*** THE INPUT Section Begins ***

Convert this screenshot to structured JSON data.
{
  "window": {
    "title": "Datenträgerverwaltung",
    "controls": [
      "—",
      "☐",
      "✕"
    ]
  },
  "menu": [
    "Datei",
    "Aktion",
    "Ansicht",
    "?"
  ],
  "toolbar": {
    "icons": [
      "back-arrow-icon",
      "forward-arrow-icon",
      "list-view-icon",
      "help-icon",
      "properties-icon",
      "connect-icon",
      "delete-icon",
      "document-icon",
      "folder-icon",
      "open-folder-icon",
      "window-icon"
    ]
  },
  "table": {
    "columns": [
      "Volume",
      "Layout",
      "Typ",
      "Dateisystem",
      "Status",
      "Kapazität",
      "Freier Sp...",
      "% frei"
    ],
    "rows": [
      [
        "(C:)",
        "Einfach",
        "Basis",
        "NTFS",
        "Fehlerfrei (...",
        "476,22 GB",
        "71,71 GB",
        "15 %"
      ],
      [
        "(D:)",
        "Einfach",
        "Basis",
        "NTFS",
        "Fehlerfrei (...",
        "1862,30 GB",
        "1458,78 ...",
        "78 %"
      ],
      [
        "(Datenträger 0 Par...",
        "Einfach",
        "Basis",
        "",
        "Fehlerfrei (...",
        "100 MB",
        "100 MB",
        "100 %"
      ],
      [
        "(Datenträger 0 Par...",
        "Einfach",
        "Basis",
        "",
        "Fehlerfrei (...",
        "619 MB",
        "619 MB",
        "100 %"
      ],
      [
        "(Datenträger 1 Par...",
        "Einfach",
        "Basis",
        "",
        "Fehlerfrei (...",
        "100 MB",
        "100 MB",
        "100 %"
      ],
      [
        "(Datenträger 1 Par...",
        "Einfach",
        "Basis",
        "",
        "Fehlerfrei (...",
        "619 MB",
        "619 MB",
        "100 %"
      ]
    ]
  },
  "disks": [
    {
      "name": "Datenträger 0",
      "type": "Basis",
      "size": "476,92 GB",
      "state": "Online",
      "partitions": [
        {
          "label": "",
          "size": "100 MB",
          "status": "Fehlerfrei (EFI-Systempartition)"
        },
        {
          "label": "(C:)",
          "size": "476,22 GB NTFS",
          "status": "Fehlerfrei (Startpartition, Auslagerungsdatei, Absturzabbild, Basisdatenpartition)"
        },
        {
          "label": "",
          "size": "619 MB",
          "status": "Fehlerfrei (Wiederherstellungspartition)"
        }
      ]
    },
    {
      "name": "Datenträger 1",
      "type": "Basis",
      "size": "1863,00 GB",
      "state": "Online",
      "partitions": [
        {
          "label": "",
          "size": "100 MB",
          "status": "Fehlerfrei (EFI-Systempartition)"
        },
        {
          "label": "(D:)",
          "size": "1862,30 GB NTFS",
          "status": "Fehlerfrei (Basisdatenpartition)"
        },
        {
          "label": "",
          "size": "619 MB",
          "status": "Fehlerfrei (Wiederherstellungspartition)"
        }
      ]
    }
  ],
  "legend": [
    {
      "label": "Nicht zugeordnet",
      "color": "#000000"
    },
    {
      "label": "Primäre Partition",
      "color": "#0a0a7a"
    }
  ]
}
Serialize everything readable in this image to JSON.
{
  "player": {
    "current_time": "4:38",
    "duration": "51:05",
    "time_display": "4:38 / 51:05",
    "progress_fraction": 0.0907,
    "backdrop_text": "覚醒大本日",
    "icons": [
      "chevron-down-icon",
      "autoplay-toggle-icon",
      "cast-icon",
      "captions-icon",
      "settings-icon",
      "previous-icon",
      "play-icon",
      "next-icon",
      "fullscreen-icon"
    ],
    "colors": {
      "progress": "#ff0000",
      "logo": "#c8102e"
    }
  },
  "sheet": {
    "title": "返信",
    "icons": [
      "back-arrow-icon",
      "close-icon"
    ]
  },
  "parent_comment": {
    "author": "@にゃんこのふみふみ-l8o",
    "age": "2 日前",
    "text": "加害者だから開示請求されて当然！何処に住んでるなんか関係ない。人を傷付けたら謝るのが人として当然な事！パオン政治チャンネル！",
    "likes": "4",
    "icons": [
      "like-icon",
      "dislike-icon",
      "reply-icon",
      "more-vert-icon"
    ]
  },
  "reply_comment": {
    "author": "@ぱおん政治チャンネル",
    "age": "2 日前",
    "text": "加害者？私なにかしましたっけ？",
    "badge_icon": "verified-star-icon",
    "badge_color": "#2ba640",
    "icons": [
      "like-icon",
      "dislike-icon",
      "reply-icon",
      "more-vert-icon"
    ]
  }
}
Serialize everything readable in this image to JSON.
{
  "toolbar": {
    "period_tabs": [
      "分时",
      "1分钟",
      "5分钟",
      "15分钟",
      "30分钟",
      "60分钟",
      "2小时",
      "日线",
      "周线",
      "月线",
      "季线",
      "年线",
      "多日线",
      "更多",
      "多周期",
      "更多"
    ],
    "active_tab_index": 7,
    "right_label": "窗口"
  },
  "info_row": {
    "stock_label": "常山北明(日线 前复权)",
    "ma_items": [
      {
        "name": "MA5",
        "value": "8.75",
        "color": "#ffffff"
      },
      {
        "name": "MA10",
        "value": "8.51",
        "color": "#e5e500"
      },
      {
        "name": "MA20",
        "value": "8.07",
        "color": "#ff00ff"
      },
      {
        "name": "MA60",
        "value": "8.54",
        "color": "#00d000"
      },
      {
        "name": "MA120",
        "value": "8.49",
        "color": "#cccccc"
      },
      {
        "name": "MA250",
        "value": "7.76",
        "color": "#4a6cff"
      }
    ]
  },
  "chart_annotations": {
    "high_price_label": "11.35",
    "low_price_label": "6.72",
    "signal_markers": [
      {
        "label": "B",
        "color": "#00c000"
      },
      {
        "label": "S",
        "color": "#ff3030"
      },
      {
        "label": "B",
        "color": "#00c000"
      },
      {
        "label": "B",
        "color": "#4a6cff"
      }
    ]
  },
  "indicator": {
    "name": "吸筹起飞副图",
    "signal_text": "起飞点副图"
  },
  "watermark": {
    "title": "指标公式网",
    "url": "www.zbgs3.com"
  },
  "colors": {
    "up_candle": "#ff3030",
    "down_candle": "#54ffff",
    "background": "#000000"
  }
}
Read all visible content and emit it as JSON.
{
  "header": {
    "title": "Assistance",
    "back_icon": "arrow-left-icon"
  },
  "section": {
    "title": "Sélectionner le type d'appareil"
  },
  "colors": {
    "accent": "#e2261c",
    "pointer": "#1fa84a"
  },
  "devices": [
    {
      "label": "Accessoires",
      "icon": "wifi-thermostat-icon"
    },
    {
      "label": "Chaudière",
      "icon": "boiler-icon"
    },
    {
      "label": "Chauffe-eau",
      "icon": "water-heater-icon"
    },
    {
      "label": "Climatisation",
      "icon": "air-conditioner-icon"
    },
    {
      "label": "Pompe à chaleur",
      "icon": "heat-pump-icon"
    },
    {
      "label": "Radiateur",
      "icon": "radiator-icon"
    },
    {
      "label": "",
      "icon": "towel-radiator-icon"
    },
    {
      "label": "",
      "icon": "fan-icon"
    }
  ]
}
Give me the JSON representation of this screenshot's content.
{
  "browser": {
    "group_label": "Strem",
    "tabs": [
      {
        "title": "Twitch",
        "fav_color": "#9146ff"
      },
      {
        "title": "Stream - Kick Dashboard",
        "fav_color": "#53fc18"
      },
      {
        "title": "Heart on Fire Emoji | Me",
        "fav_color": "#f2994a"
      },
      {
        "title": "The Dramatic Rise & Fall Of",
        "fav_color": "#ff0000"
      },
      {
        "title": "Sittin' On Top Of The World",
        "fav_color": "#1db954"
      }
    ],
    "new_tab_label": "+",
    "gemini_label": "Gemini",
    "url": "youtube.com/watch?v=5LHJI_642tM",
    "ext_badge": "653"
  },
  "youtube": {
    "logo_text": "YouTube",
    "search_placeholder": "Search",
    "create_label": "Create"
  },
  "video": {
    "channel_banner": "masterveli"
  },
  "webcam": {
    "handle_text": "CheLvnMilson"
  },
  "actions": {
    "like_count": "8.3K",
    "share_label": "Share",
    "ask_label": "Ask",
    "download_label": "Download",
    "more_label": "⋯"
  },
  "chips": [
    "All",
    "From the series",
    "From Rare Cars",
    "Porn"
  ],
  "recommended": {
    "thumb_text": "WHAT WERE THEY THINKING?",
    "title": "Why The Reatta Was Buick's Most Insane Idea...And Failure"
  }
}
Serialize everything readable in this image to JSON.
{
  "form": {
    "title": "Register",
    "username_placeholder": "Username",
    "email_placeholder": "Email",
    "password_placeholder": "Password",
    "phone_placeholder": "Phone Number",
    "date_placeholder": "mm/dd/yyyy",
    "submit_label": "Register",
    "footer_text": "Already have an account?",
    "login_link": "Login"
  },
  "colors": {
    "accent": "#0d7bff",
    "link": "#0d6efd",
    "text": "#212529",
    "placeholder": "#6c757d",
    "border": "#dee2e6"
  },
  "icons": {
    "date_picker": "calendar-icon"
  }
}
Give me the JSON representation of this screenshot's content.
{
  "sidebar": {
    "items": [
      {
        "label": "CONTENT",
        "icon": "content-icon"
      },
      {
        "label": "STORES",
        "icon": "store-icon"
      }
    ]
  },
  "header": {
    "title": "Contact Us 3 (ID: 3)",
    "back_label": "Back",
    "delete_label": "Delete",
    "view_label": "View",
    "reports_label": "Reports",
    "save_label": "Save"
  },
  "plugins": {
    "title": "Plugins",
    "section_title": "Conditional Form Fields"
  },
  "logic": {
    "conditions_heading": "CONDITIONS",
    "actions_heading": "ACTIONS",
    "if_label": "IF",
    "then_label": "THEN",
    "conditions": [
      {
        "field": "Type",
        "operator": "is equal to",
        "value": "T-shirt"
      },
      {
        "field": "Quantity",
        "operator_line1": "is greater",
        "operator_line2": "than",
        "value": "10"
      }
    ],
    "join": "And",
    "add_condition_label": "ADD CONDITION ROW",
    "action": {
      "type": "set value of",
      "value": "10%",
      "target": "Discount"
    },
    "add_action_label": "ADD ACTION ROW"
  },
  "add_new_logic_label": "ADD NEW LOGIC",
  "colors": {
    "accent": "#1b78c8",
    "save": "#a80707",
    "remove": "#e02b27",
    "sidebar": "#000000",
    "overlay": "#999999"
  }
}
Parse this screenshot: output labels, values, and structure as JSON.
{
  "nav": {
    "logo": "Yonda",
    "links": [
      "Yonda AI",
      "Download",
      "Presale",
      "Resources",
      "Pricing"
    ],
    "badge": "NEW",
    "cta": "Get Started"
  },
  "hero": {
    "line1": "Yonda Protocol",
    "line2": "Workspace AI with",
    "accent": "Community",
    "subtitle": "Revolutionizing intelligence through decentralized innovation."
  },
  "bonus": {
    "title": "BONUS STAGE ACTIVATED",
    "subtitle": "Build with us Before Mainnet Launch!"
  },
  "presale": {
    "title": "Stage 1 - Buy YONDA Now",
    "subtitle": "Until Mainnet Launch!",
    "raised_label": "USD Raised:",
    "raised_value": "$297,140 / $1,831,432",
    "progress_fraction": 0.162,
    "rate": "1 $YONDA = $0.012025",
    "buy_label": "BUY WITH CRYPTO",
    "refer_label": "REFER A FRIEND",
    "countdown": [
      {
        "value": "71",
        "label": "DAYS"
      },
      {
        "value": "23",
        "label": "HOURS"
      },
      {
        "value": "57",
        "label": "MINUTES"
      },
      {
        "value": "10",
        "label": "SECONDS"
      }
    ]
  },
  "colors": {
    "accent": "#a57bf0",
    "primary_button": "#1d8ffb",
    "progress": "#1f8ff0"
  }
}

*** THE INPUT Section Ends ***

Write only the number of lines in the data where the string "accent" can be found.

5